Segment Start: Extracted material

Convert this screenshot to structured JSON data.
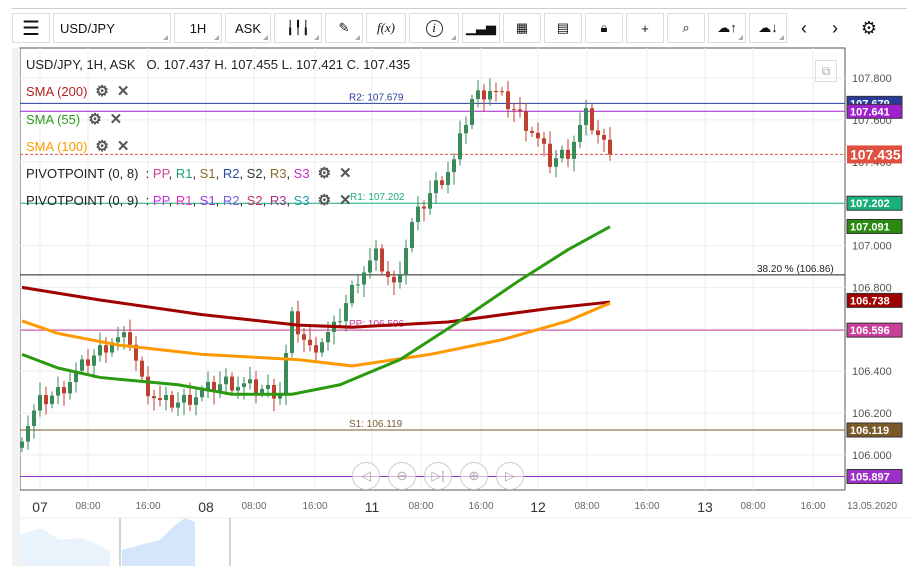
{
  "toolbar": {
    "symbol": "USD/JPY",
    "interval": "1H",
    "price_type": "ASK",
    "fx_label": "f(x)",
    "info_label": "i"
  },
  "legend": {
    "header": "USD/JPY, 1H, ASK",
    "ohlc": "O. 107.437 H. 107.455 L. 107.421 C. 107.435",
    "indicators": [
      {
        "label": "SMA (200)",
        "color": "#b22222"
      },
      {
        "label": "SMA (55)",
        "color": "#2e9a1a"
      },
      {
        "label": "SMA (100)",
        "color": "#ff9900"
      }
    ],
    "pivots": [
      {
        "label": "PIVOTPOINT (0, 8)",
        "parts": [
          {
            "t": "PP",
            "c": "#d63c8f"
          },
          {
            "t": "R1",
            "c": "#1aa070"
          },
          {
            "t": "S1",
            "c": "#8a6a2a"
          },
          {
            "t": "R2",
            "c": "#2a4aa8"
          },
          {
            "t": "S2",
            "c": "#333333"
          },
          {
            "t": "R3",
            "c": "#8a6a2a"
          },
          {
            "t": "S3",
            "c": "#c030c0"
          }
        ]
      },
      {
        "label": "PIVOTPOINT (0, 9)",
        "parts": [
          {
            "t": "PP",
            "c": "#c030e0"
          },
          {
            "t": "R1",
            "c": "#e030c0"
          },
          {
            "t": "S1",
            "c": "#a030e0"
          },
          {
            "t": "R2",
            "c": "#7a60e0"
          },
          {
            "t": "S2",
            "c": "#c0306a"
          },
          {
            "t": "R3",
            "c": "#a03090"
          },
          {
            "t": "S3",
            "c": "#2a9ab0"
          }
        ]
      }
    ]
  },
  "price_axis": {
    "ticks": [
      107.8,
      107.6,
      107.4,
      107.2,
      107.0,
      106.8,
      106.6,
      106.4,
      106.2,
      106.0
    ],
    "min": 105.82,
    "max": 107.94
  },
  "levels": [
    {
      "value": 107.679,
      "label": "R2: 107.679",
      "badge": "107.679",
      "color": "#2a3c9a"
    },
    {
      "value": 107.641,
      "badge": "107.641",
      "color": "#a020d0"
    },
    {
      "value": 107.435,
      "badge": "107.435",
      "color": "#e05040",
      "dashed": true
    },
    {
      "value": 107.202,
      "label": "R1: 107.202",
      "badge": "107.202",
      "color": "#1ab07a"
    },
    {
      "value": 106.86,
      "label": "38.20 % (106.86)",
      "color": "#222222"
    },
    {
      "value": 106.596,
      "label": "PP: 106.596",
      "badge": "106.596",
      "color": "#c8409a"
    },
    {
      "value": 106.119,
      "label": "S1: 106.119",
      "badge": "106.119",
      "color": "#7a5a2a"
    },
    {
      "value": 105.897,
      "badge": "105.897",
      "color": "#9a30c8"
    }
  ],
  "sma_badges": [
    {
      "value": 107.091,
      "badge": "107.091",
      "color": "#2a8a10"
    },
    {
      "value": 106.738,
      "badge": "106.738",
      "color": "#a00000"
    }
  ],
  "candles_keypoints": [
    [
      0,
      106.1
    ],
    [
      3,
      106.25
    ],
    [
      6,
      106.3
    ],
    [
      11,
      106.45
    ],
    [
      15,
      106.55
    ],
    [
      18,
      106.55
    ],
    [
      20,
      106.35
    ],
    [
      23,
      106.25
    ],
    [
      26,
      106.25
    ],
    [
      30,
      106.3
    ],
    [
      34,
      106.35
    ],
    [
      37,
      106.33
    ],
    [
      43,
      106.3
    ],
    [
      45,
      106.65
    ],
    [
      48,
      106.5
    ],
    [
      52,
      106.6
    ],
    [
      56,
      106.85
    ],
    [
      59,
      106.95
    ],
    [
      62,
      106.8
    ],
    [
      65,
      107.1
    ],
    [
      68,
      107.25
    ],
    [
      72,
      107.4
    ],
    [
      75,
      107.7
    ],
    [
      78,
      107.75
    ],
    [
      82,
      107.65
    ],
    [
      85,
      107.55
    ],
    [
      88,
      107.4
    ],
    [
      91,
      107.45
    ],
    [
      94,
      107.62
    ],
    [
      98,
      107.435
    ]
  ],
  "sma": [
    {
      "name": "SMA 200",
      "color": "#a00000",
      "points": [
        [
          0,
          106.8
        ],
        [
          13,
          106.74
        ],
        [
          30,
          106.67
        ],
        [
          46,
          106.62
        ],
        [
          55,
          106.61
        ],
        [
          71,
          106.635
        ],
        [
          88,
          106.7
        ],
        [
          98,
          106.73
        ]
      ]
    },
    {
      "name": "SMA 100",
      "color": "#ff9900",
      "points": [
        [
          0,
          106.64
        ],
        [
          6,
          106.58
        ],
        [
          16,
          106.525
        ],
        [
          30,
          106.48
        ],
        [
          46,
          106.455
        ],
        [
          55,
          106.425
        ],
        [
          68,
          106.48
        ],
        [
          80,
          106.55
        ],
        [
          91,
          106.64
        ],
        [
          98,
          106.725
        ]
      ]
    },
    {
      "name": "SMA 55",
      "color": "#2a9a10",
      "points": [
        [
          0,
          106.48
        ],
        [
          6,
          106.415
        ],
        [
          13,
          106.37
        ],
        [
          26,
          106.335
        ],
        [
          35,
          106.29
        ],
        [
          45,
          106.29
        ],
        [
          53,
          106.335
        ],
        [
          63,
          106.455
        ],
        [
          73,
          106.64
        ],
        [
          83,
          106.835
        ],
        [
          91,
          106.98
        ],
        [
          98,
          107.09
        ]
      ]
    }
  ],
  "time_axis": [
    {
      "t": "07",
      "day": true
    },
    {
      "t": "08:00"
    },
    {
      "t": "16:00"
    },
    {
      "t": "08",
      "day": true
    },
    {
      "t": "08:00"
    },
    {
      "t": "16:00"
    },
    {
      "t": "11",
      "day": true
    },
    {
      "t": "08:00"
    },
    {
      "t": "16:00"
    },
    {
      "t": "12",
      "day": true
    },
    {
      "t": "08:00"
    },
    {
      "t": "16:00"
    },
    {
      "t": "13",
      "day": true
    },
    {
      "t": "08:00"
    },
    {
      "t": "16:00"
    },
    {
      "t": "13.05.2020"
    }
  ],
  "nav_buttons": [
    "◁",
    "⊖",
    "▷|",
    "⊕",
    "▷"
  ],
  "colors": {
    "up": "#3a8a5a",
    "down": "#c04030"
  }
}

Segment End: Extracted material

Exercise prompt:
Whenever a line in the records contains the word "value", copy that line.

Response below:
      "value": 107.679,
      "value": 107.641,
      "value": 107.435,
      "value": 107.202,
      "value": 106.86,
      "value": 106.596,
      "value": 106.119,
      "value": 105.897,
      "value": 107.091,
      "value": 106.738,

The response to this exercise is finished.